What kind Portfolio Report Card grade does M.D.’s retirement plan get? A, B, C, D, or F? Let’s analyze and grade his investments together in five crucial areas.
CostReducing investment costs should be every prudent investor’s priority. And of course, investment portfolios with excessive trading activity or elevated fund expenses are major red flags. But so are portfolios with hidden 12b-1 fees, loads, and advisory fees that don’t commiserate with the actual advisory work being done.
M.D.’s portfolio consists of seven Vanguard mutual funds with annual expenses between 0.10% and 0.48%. In addition to contained fund expenses he has little trading activity, so his portfolio grades well on cost.
DiversificationInvestment portfolios that lack exposure to all the major asset classes including stocks, bonds, commodities, real estate, and cash are not truly diversified. It’s an irrefutable truth.
M.D.’s self-managed retirement accounts have exposure to U.S. stocks (Nasdaq:VHCOX), U.S. bonds (Nasdaq:VBLTX), and U.S. real estate (Nasdaq:VGSLX). That’s good, but he still misses major categories like international and emerging market stocks, international real estate, commodities, and cash. Additionally, his portfolio has overlapping exposure in U.S. large cap dividends (Nasdaq:VDIGX) and large cap value (Nasdaq:VEIPX), which creates unnecessary clutter.
RiskM.D. describes himself as an aggressive investor, yet his current asset mix of 91% stocks and 9% exposure to bonds is more than that – it’s hyper-aggressive. Almost 40% of his investments are concentrated in healthcare stocks (Nasdaq:VGHAX) alone.
Overall, I estimate that a 20% to 40% stock market (NYSEARCA:SCHB) correction will expose M.D. to potential losses between $90,000 and $180,000. That’s more heat than he can probably handle.
Tax EfficiencyAll well-built investment portfolio deliberately minimize the negative impact of taxes. That means smart tax location like putting tax inefficient assets like bonds and REITs into tax-deferred accounts while stock funds can generally be kept in taxable accounts.
M.D.’s retirement plan had no observable problems with tax-efficiency.
PerformanceThe correct standard of performance aren’t distorted peer groups, which are common in the mutual fund industry, but rather how a person’s portfolio performs relative to a blended mix of passive index ETFs that correspond to the person’s asset allocation.
MD’s one-year performance was a 36% gain compared to a 15.22% gain for a blended benchmark that matches his asset allocation.
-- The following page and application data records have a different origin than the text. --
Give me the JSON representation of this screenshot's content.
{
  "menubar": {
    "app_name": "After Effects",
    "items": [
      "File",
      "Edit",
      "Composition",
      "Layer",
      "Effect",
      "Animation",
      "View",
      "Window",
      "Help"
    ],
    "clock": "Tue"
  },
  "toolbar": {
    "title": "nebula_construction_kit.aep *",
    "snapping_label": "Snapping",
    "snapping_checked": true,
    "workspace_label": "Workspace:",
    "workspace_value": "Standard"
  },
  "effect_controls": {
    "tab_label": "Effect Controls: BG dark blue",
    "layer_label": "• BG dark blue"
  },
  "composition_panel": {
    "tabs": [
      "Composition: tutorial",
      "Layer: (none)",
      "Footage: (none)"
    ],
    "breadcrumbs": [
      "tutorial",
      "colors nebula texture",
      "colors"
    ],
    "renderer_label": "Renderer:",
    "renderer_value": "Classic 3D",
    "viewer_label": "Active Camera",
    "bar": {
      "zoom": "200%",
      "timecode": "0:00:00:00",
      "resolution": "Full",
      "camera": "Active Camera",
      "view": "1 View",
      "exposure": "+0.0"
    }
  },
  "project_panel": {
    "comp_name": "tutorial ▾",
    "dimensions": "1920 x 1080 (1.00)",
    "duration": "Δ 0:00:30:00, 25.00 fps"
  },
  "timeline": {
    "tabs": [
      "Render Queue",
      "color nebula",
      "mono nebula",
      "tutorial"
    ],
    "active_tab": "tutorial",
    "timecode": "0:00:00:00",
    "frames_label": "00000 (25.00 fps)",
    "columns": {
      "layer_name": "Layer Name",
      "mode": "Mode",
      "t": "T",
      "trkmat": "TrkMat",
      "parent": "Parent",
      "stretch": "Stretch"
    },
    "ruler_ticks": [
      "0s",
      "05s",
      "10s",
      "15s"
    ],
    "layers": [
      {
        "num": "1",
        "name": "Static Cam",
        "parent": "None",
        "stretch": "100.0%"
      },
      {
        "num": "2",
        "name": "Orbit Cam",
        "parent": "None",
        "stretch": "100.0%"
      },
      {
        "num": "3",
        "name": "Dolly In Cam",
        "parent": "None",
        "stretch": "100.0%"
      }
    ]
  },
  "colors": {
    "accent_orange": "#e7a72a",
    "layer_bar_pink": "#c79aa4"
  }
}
What was the mains reason for MD’s sizzling returns? The answer is he concentrated almost 40% of his portfolio in healthcare stocks via the Vanguard Healthcare Admiral Shares mutual fund (VGHAX).
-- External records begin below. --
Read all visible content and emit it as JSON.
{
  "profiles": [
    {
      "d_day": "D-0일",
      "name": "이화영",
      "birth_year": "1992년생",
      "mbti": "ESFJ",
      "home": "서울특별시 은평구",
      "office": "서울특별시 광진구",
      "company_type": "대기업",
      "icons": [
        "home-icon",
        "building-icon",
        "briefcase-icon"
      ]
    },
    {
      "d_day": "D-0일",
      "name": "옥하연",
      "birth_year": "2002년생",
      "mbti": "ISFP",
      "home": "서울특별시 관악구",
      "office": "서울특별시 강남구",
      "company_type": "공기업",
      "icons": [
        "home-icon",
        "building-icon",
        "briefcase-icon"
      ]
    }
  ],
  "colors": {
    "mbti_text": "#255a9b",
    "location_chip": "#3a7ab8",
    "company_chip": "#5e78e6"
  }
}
The Final GradeMD’s final Portfolio Report Card is a “B.” His portfolio graded well on minimizing cost, it’s a tax-efficient portfolio, and his performance beat a blended benchmark.
While “B” is a good overall grade, it’s not perfect and MD’s portfolio flunks on diversification and risk. His asset mix of 91% exposure to stocks is hyper-aggressive even for a 61-year old “aggressive” investor. Also, his portfolio completely misses exposure to key asset classes like international and emerging market stocks, global real estate, commodities, and cash.
A 20% to 40% market correction exposes MR’s portfolio to potential very large losses. The good news is this can be alleviated by adjusting his overall asset mix and earmarking a portion of his money toward other non-U.S. equity asset classes.
While M.D.’s current portfolio could be classified as “adventurous” he’s probably reached a point in his life that requires a lot less adventure.
Ron DeLegge is the Founder and Chief Portfolio Strategist at ETFguide. He’s inventor of the Portfolio Report Card which helps people to identify the strengths and weaknesses of their investment account, IRA, and 401(k) plan.